** Exercise goal **
In your copy of the data, omit the pictures and keep all else exactly as given.
Dataset content below:
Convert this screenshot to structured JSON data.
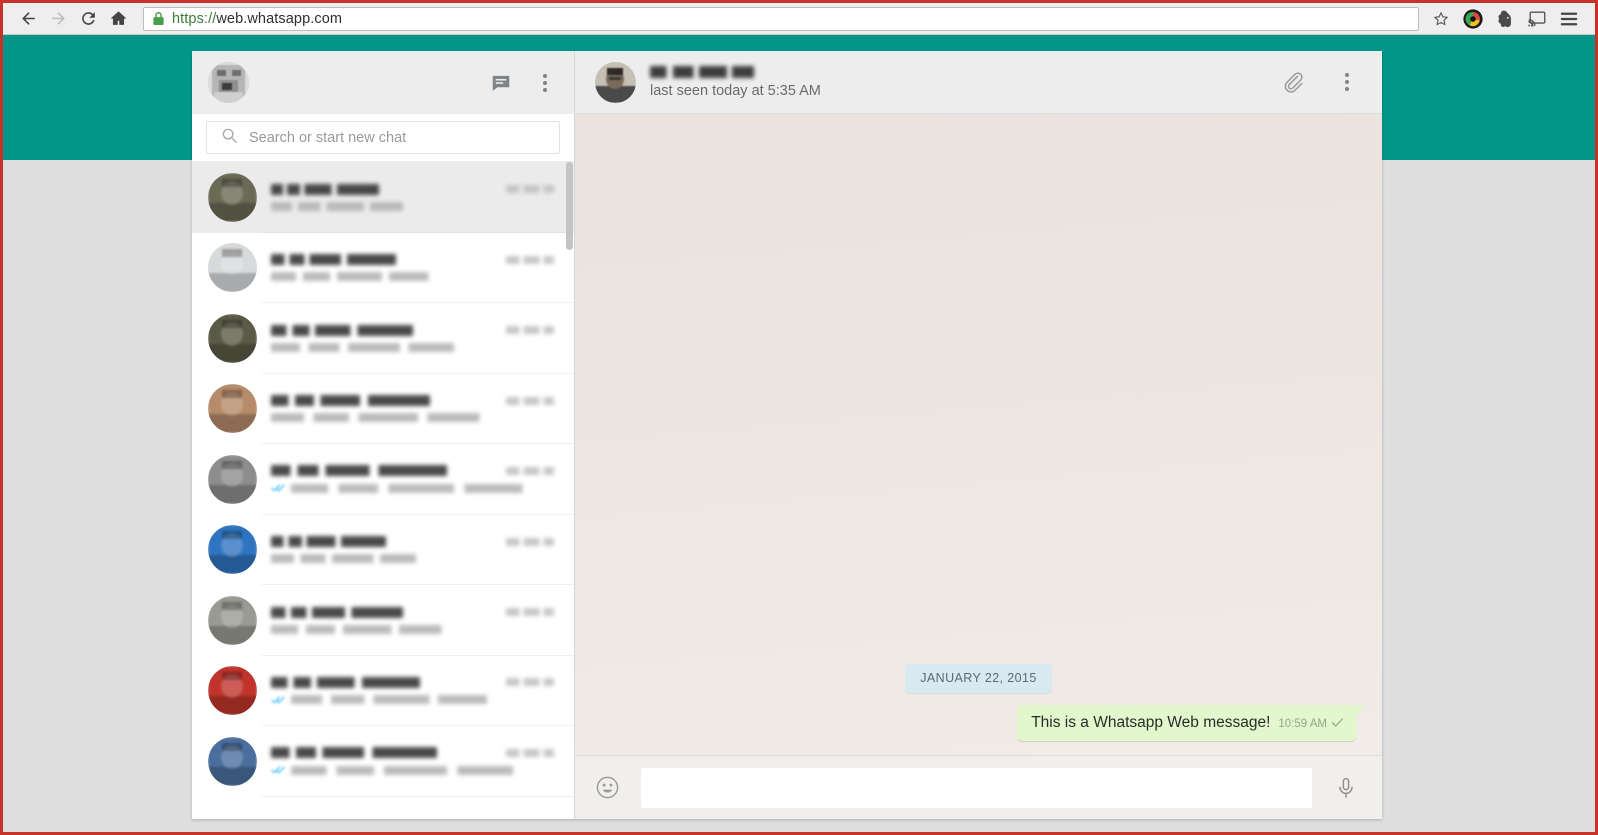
{
  "browser": {
    "back_label": "Back",
    "forward_label": "Forward",
    "reload_label": "Reload",
    "home_label": "Home",
    "url_scheme": "https://",
    "url_host": "web.whatsapp.com",
    "lock_icon": "lock-icon",
    "bookmark_icon": "star-icon",
    "extension_1_icon": "colorful-circle-extension-icon",
    "extension_2_icon": "evernote-elephant-icon",
    "cast_icon": "cast-icon",
    "menu_icon": "hamburger-menu-icon"
  },
  "theme": {
    "teal": "#009688",
    "page_background": "#dedede",
    "frame_border": "#c8322a",
    "panel_header": "#ededed",
    "bubble_out": "#e2f7cb",
    "date_pill": "#d9e9f2",
    "selected_chat": "#ebebeb"
  },
  "sidebar": {
    "profile_avatar": "profile-avatar",
    "new_chat_icon": "new-chat-icon",
    "menu_icon": "menu-dots-icon",
    "search": {
      "placeholder": "Search or start new chat",
      "value": "",
      "icon": "search-icon"
    },
    "chats": [
      {
        "name_redacted": true,
        "preview_redacted": true,
        "time_redacted": true,
        "selected": true,
        "has_check": false,
        "avatar_tone": "#6b6a55"
      },
      {
        "name_redacted": true,
        "preview_redacted": true,
        "time_redacted": true,
        "selected": false,
        "has_check": false,
        "avatar_tone": "#d8dadb"
      },
      {
        "name_redacted": true,
        "preview_redacted": true,
        "time_redacted": true,
        "selected": false,
        "has_check": false,
        "avatar_tone": "#5b5a46"
      },
      {
        "name_redacted": true,
        "preview_redacted": true,
        "time_redacted": true,
        "selected": false,
        "has_check": false,
        "avatar_tone": "#b78a6a"
      },
      {
        "name_redacted": true,
        "preview_redacted": true,
        "time_redacted": true,
        "selected": false,
        "has_check": true,
        "avatar_tone": "#8d8d8d"
      },
      {
        "name_redacted": true,
        "preview_redacted": true,
        "time_redacted": true,
        "selected": false,
        "has_check": false,
        "avatar_tone": "#2f74c0"
      },
      {
        "name_redacted": true,
        "preview_redacted": true,
        "time_redacted": true,
        "selected": false,
        "has_check": false,
        "avatar_tone": "#9a9a93"
      },
      {
        "name_redacted": true,
        "preview_redacted": true,
        "time_redacted": true,
        "selected": false,
        "has_check": true,
        "avatar_tone": "#c0342c"
      },
      {
        "name_redacted": true,
        "preview_redacted": true,
        "time_redacted": true,
        "selected": false,
        "has_check": true,
        "avatar_tone": "#4a6f9e"
      }
    ]
  },
  "conversation": {
    "contact_name_redacted": true,
    "status": "last seen today at 5:35 AM",
    "attach_icon": "paperclip-icon",
    "menu_icon": "menu-dots-icon",
    "date_divider": "JANUARY 22, 2015",
    "messages": [
      {
        "direction": "outgoing",
        "text": "This is a Whatsapp Web message!",
        "time": "10:59 AM",
        "status_icon": "single-check-icon"
      }
    ],
    "composer": {
      "emoji_icon": "smiley-icon",
      "placeholder": "",
      "value": "",
      "mic_icon": "microphone-icon"
    }
  }
}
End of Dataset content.
** Final answer **
Convert this screenshot to structured JSON data.
{
  "browser": {
    "back_label": "Back",
    "forward_label": "Forward",
    "reload_label": "Reload",
    "home_label": "Home",
    "url_scheme": "https://",
    "url_host": "web.whatsapp.com",
    "lock_icon": "lock-icon",
    "bookmark_icon": "star-icon",
    "extension_1_icon": "colorful-circle-extension-icon",
    "extension_2_icon": "evernote-elephant-icon",
    "cast_icon": "cast-icon",
    "menu_icon": "hamburger-menu-icon"
  },
  "theme": {
    "teal": "#009688",
    "page_background": "#dedede",
    "frame_border": "#c8322a",
    "panel_header": "#ededed",
    "bubble_out": "#e2f7cb",
    "date_pill": "#d9e9f2",
    "selected_chat": "#ebebeb"
  },
  "sidebar": {
    "profile_avatar": "profile-avatar",
    "new_chat_icon": "new-chat-icon",
    "menu_icon": "menu-dots-icon",
    "search": {
      "placeholder": "Search or start new chat",
      "value": "",
      "icon": "search-icon"
    },
    "chats": [
      {
        "name_redacted": true,
        "preview_redacted": true,
        "time_redacted": true,
        "selected": true,
        "has_check": false,
        "avatar_tone": "#6b6a55"
      },
      {
        "name_redacted": true,
        "preview_redacted": true,
        "time_redacted": true,
        "selected": false,
        "has_check": false,
        "avatar_tone": "#d8dadb"
      },
      {
        "name_redacted": true,
        "preview_redacted": true,
        "time_redacted": true,
        "selected": false,
        "has_check": false,
        "avatar_tone": "#5b5a46"
      },
      {
        "name_redacted": true,
        "preview_redacted": true,
        "time_redacted": true,
        "selected": false,
        "has_check": false,
        "avatar_tone": "#b78a6a"
      },
      {
        "name_redacted": true,
        "preview_redacted": true,
        "time_redacted": true,
        "selected": false,
        "has_check": true,
        "avatar_tone": "#8d8d8d"
      },
      {
        "name_redacted": true,
        "preview_redacted": true,
        "time_redacted": true,
        "selected": false,
        "has_check": false,
        "avatar_tone": "#2f74c0"
      },
      {
        "name_redacted": true,
        "preview_redacted": true,
        "time_redacted": true,
        "selected": false,
        "has_check": false,
        "avatar_tone": "#9a9a93"
      },
      {
        "name_redacted": true,
        "preview_redacted": true,
        "time_redacted": true,
        "selected": false,
        "has_check": true,
        "avatar_tone": "#c0342c"
      },
      {
        "name_redacted": true,
        "preview_redacted": true,
        "time_redacted": true,
        "selected": false,
        "has_check": true,
        "avatar_tone": "#4a6f9e"
      }
    ]
  },
  "conversation": {
    "contact_name_redacted": true,
    "status": "last seen today at 5:35 AM",
    "attach_icon": "paperclip-icon",
    "menu_icon": "menu-dots-icon",
    "date_divider": "JANUARY 22, 2015",
    "messages": [
      {
        "direction": "outgoing",
        "text": "This is a Whatsapp Web message!",
        "time": "10:59 AM",
        "status_icon": "single-check-icon"
      }
    ],
    "composer": {
      "emoji_icon": "smiley-icon",
      "placeholder": "",
      "value": "",
      "mic_icon": "microphone-icon"
    }
  }
}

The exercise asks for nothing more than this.